### Work to be completed:
Repeat the whole listing below with nothing added or dropped.

◆ ◆ ◆ ◆

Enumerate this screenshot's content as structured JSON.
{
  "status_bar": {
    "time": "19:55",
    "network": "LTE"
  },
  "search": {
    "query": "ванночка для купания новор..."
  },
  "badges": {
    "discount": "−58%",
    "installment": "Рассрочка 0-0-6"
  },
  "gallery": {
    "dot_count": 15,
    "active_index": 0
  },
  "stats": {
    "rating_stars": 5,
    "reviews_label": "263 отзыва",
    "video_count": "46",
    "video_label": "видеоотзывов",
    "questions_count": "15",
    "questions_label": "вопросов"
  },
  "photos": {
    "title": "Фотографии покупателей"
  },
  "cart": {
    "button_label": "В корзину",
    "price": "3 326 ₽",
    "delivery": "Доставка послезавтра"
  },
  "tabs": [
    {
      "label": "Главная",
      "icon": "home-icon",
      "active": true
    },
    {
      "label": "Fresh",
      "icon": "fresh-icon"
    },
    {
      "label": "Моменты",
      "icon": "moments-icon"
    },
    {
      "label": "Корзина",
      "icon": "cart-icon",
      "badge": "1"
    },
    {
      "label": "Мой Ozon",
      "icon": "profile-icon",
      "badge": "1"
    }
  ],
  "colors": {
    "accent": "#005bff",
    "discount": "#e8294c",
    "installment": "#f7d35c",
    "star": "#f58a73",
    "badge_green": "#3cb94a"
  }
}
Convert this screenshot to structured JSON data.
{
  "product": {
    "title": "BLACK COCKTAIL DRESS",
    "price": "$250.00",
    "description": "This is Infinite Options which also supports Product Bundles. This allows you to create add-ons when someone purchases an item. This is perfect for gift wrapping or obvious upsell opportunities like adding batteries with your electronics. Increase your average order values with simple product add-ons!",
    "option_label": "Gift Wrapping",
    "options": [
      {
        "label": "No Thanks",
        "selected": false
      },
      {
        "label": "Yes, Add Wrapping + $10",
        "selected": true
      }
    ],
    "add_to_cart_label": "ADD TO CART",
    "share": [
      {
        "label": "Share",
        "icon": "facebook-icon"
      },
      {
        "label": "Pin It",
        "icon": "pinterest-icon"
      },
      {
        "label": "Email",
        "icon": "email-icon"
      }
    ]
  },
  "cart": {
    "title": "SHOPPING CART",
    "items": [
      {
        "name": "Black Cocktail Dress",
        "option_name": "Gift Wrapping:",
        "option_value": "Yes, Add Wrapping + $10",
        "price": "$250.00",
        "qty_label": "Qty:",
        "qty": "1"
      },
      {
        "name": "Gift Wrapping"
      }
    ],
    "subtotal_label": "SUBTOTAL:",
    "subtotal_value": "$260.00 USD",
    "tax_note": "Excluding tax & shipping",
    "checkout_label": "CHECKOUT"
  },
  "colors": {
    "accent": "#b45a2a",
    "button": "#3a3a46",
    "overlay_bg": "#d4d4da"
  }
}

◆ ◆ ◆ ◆

### Exercise solution:
Enumerate this screenshot's content as structured JSON.
{
  "status_bar": {
    "time": "19:55",
    "network": "LTE"
  },
  "search": {
    "query": "ванночка для купания новор..."
  },
  "badges": {
    "discount": "−58%",
    "installment": "Рассрочка 0-0-6"
  },
  "gallery": {
    "dot_count": 15,
    "active_index": 0
  },
  "stats": {
    "rating_stars": 5,
    "reviews_label": "263 отзыва",
    "video_count": "46",
    "video_label": "видеоотзывов",
    "questions_count": "15",
    "questions_label": "вопросов"
  },
  "photos": {
    "title": "Фотографии покупателей"
  },
  "cart": {
    "button_label": "В корзину",
    "price": "3 326 ₽",
    "delivery": "Доставка послезавтра"
  },
  "tabs": [
    {
      "label": "Главная",
      "icon": "home-icon",
      "active": true
    },
    {
      "label": "Fresh",
      "icon": "fresh-icon"
    },
    {
      "label": "Моменты",
      "icon": "moments-icon"
    },
    {
      "label": "Корзина",
      "icon": "cart-icon",
      "badge": "1"
    },
    {
      "label": "Мой Ozon",
      "icon": "profile-icon",
      "badge": "1"
    }
  ],
  "colors": {
    "accent": "#005bff",
    "discount": "#e8294c",
    "installment": "#f7d35c",
    "star": "#f58a73",
    "badge_green": "#3cb94a"
  }
}
Convert this screenshot to structured JSON data.
{
  "product": {
    "title": "BLACK COCKTAIL DRESS",
    "price": "$250.00",
    "description": "This is Infinite Options which also supports Product Bundles. This allows you to create add-ons when someone purchases an item. This is perfect for gift wrapping or obvious upsell opportunities like adding batteries with your electronics. Increase your average order values with simple product add-ons!",
    "option_label": "Gift Wrapping",
    "options": [
      {
        "label": "No Thanks",
        "selected": false
      },
      {
        "label": "Yes, Add Wrapping + $10",
        "selected": true
      }
    ],
    "add_to_cart_label": "ADD TO CART",
    "share": [
      {
        "label": "Share",
        "icon": "facebook-icon"
      },
      {
        "label": "Pin It",
        "icon": "pinterest-icon"
      },
      {
        "label": "Email",
        "icon": "email-icon"
      }
    ]
  },
  "cart": {
    "title": "SHOPPING CART",
    "items": [
      {
        "name": "Black Cocktail Dress",
        "option_name": "Gift Wrapping:",
        "option_value": "Yes, Add Wrapping + $10",
        "price": "$250.00",
        "qty_label": "Qty:",
        "qty": "1"
      },
      {
        "name": "Gift Wrapping"
      }
    ],
    "subtotal_label": "SUBTOTAL:",
    "subtotal_value": "$260.00 USD",
    "tax_note": "Excluding tax & shipping",
    "checkout_label": "CHECKOUT"
  },
  "colors": {
    "accent": "#b45a2a",
    "button": "#3a3a46",
    "overlay_bg": "#d4d4da"
  }
}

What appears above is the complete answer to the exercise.